Where the line containing "Enumerate this screenshot's" appears below, start there and repeat each line exactly to the end. Leave the pictures out.
━━━━━━━━━━━━━━━━━━━━━━━━━━━━━━
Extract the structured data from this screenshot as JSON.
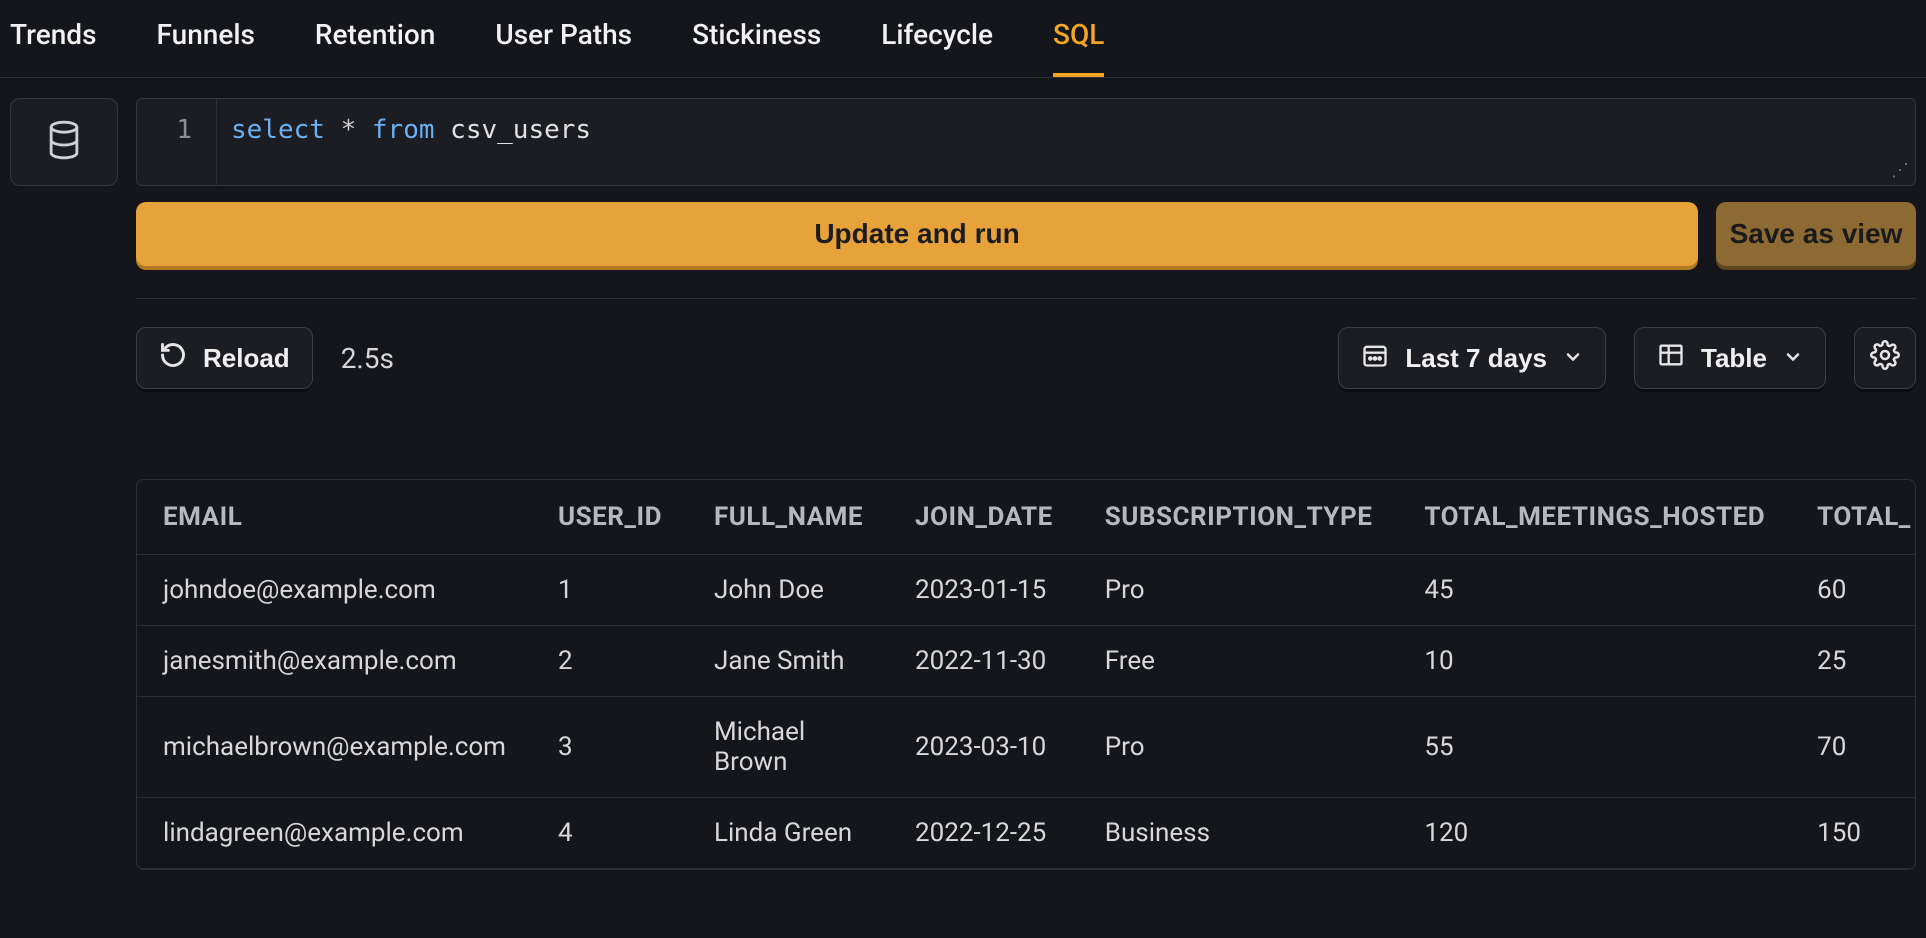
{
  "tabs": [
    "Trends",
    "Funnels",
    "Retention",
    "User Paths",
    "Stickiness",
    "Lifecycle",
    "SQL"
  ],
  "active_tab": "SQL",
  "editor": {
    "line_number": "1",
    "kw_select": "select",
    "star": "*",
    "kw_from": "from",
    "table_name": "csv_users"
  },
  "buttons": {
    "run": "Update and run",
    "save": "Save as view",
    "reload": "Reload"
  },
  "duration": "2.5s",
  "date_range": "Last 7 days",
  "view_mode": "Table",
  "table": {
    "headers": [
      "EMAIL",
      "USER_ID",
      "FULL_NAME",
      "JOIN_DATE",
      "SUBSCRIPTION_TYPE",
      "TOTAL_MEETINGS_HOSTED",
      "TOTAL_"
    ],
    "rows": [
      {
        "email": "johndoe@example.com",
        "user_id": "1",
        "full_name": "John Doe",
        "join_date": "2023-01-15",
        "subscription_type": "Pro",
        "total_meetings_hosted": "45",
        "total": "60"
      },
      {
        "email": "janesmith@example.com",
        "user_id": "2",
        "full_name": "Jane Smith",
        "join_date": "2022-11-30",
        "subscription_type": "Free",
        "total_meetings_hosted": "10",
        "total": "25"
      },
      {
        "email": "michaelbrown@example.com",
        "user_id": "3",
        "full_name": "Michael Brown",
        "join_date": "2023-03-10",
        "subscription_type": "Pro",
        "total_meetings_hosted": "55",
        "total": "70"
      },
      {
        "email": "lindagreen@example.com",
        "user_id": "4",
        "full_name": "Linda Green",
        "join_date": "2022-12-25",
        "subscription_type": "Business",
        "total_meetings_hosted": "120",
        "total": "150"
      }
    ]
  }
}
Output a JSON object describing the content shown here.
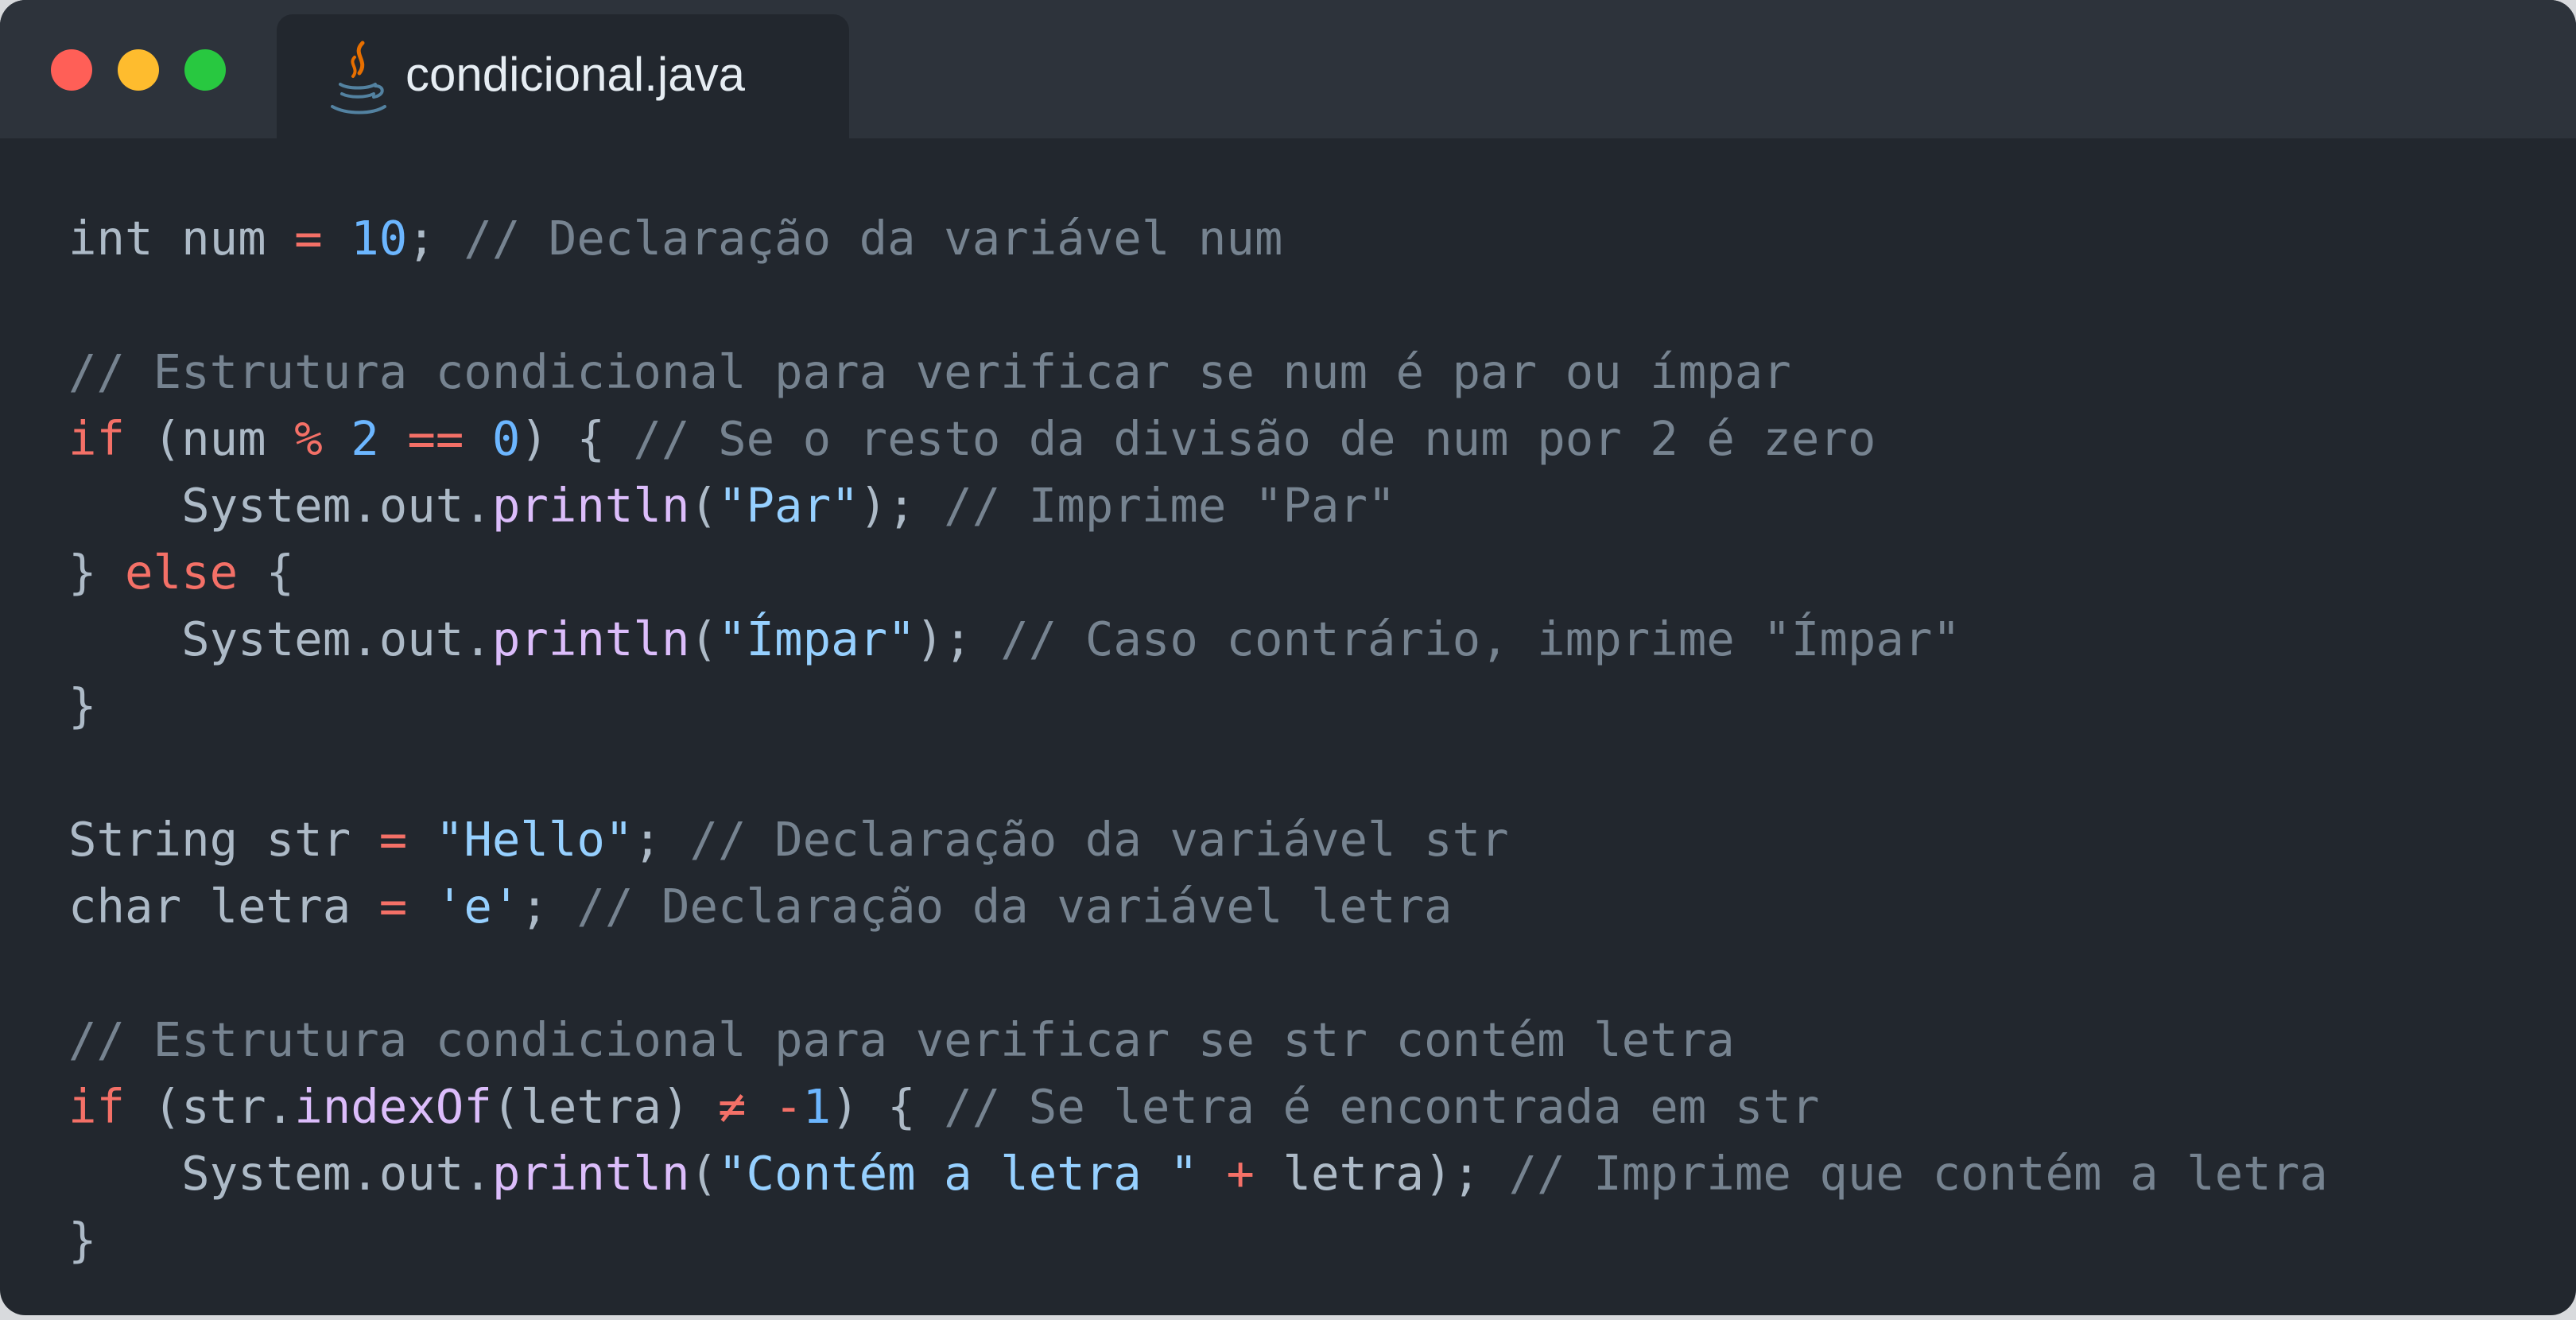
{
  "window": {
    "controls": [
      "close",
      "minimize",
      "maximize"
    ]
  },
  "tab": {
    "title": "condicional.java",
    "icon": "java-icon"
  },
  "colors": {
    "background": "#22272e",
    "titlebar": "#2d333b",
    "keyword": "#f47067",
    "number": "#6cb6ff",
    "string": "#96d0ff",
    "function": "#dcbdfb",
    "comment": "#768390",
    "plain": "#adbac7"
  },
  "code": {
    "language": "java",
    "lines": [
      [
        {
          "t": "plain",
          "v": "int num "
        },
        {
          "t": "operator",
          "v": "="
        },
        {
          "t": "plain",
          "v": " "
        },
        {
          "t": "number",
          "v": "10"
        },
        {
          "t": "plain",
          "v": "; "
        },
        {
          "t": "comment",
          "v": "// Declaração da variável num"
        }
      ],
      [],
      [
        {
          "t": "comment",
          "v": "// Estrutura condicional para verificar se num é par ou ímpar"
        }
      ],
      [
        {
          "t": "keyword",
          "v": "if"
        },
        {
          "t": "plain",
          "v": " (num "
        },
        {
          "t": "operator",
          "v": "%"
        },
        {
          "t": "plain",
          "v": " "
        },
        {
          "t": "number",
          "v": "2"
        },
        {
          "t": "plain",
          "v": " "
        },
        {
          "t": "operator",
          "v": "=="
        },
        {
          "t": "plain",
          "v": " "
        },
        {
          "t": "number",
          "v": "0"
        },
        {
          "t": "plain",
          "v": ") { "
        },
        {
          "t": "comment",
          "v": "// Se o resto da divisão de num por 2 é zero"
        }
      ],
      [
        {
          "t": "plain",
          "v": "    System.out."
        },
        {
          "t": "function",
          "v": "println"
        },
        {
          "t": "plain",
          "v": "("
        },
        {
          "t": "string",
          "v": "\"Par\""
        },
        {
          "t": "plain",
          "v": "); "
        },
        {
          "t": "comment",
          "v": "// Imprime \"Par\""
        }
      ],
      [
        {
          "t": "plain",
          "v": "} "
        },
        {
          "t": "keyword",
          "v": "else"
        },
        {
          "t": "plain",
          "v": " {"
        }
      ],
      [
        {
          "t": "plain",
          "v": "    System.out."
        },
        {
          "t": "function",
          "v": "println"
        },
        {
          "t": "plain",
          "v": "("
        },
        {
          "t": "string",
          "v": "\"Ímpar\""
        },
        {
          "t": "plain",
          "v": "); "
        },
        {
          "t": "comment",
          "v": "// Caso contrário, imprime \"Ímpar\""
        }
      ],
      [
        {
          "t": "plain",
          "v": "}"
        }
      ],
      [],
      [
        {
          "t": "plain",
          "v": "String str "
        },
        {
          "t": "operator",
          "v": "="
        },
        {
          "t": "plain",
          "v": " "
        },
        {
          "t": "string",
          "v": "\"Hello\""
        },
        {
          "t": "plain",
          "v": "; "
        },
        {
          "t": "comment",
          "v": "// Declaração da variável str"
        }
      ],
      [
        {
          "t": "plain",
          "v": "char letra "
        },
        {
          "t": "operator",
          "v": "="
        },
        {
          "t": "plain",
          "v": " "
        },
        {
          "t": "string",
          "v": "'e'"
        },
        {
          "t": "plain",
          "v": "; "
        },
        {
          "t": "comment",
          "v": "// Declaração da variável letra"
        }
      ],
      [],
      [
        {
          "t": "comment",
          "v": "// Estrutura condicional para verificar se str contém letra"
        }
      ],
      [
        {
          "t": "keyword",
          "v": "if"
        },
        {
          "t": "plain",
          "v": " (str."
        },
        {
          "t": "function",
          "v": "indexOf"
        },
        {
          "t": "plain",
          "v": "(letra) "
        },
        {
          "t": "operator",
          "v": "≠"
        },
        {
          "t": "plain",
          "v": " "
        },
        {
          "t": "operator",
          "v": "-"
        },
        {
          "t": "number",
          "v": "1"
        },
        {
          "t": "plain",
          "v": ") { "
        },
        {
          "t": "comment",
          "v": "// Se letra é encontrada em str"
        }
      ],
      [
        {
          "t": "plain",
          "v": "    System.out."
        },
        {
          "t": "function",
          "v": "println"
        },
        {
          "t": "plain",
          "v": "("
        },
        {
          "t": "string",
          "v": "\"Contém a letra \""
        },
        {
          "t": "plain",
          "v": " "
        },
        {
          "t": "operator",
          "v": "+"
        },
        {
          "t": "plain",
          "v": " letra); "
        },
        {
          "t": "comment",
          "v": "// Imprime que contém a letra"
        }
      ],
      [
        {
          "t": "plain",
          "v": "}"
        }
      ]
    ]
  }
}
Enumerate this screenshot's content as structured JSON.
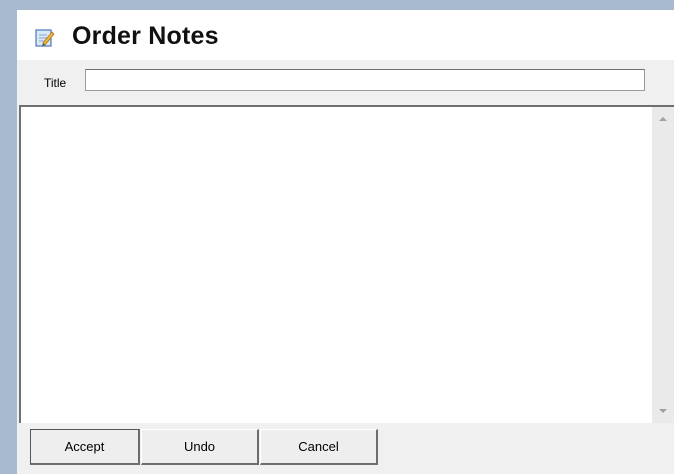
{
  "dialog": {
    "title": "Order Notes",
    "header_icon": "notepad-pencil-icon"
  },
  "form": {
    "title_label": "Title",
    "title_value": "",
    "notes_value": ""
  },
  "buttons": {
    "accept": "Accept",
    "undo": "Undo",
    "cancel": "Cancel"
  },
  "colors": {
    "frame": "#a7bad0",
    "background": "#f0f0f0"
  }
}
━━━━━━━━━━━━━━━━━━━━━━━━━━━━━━
**SOLUTION**
Enumerate this screenshot's content as structured JSON.
{
  "dialog": {
    "title": "Order Notes",
    "header_icon": "notepad-pencil-icon"
  },
  "form": {
    "title_label": "Title",
    "title_value": "",
    "notes_value": ""
  },
  "buttons": {
    "accept": "Accept",
    "undo": "Undo",
    "cancel": "Cancel"
  },
  "colors": {
    "frame": "#a7bad0",
    "background": "#f0f0f0"
  }
}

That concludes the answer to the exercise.